By: Steve E. Thu, 02 Apr 2009 17:25:56 +0000 Wow, so this is what the moral hazard has come to? This is nothing more than extortion. First it was the financial services industry holding a gun to the government’s head, and the government flinched at the expense of taxpayers. Then the automotive industry tried it, but because the automotive industry doesn’t have as strong a lobbying group as the financial sector, the government didn’t bite. Not the telecom industry is trying to extort the government. What’s next? Who’s next in line to hold agun to taxpayer’s heads? Absolutely shameful, by those who extort, and by the current administration for capitulating.

By: Jay Lawson Thu, 02 Apr 2009 16:15:16 +0000 What?. . . First off, the world, especially the developed nations have a very good capacity with respect to cell phones. Frankly, I just do not see how more cell phones vis-a-vis monopolies moves us to the future. This $550bn they say they can attract would be of much more benefit if we created a program to, say, put a photovoltaic system on the roof of every building in the US and Europe, so we can shut down or substantially reduce the use of coal and petrol fired electric plants.

You want to stop being the focus of terrorism? (Under the theory that mid-eastern terrorism is a result of western powers, principally the US, interference in Arab countries’ politics in order to secure a steady supply of oil.) Instead of just giving the auto makers cash to ride-out the recession, take that 800,000 or so cars and trucks in inventory and spend the money retro-fitting them with PLUG-IN hybrid power plants and sell them at a subsidized price. Here is what you wind-up with:

1. Launch a new industry employing tens of thousands of people manufacturing, transporting and installing photovoltaic systems;

2. Reduce the strategic vulnerability of centralized power generation, while reducing costs for infrastructure and consumer costs, environmental impacts, substantially reduce to use of fuels of all types, etc.;

3. As most daily routine auto trips are less than 50 miles/60km (we currently have batteries for this) station-to-station, petrol use could be reduced to just what is need for long-range trips.
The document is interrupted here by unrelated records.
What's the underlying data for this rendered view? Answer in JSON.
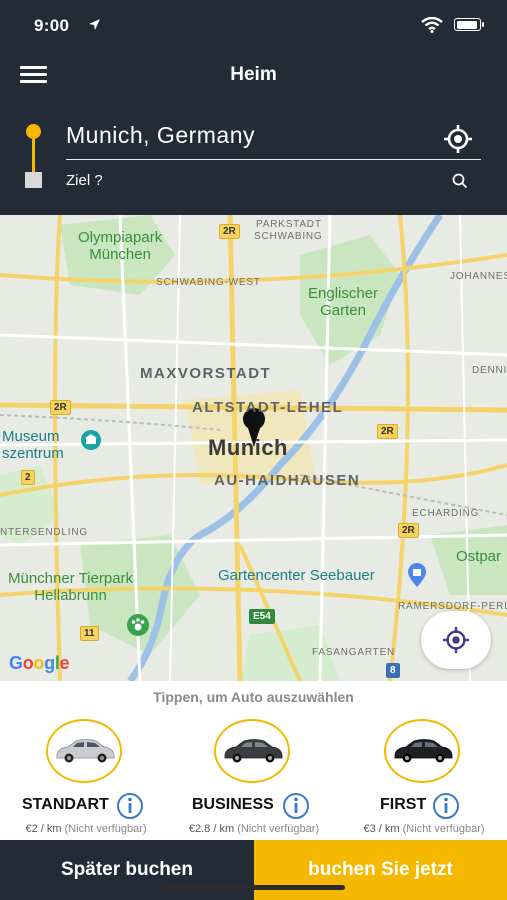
{
  "status_bar": {
    "time": "9:00"
  },
  "nav": {
    "title": "Heim"
  },
  "route": {
    "origin_value": "Munich, Germany",
    "destination_placeholder": "Ziel ?"
  },
  "map": {
    "labels": {
      "parkstadt": "PARKSTADT",
      "schwabing": "SCHWABING",
      "olympiapark": "Olympiapark\nMünchen",
      "schwabing_west": "SCHWABING-WEST",
      "englischer_garten": "Englischer\nGarten",
      "johanneskirchen": "JOHANNES",
      "maxvorstadt": "MAXVORSTADT",
      "altstadt_lehel": "ALTSTADT-LEHEL",
      "denning": "DENNI",
      "museum": "Museum\nszentrum",
      "munich": "Munich",
      "au_haidhausen": "AU-HAIDHAUSEN",
      "echarding": "ECHARDING",
      "sendling": "NTERSENDLING",
      "ostpark": "Ostpar",
      "tierpark": "Münchner Tierpark\nHellabrunn",
      "gartencenter": "Gartencenter Seebauer",
      "ramersdorf": "RAMERSDORF-PERL",
      "fasangarten": "FASANGARTEN"
    },
    "road_badges": [
      "2R",
      "2R",
      "2R",
      "2R",
      "2",
      "11",
      "E54",
      "8"
    ],
    "attribution": "Google"
  },
  "sheet": {
    "hint": "Tippen, um Auto auszuwählen",
    "cars": [
      {
        "name": "STANDART",
        "price": "€2 / km",
        "availability": "(Nicht verfügbar)"
      },
      {
        "name": "BUSINESS",
        "price": "€2.8 / km",
        "availability": "(Nicht verfügbar)"
      },
      {
        "name": "FIRST",
        "price": "€3 / km",
        "availability": "(Nicht verfügbar)"
      }
    ]
  },
  "footer": {
    "later_label": "Später buchen",
    "now_label": "buchen Sie jetzt"
  },
  "colors": {
    "header_bg": "#222b36",
    "accent": "#f5b800",
    "map_bg": "#e8eae4"
  }
}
Charge-up at home, electric drive to work, charge-up at work, electric drive home, no petrol use at all. Most of the electricity is solar at this point;

4. Between non Arab country, there is plenty of petrol to go around for North America and Europe. Thus no need to screw with Arab politics. Let the Chinese and Indian compete for that dwindling supply of oil. Guess who the Arab terrorist will be pissed-off at then. Not us;
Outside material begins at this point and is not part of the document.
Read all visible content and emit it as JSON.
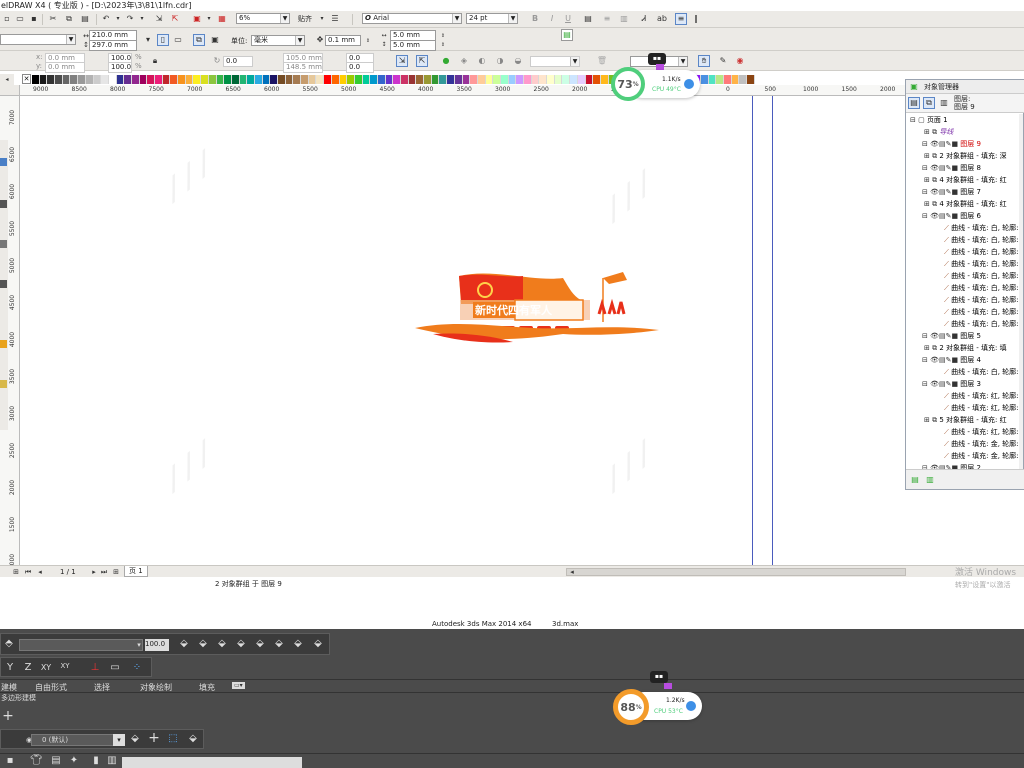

5. Keeping the auto workers employed while not adding to the inventory problem.

There are plenty more benefits here, BUT THE POINT BEING, $550bn is not well spent to make sure there is system capacity so that every Grade School kid can have a cell phone.

By: keido yuzen Thu, 02 Apr 2009 15:21:14 +0000 Absolute nonsense: All wireless carriers in the US have significantly downsized even as them attempt to roll out new technology. No new jobs are being created, rather just the opposite. And in the US the issue is not availability of spectrum, it is local land use regulation and public sentiment that precludes unsightly wireless installations on every street corner. AS the old saying goes: “I’ve got a bridge in Brooklyn for sale…”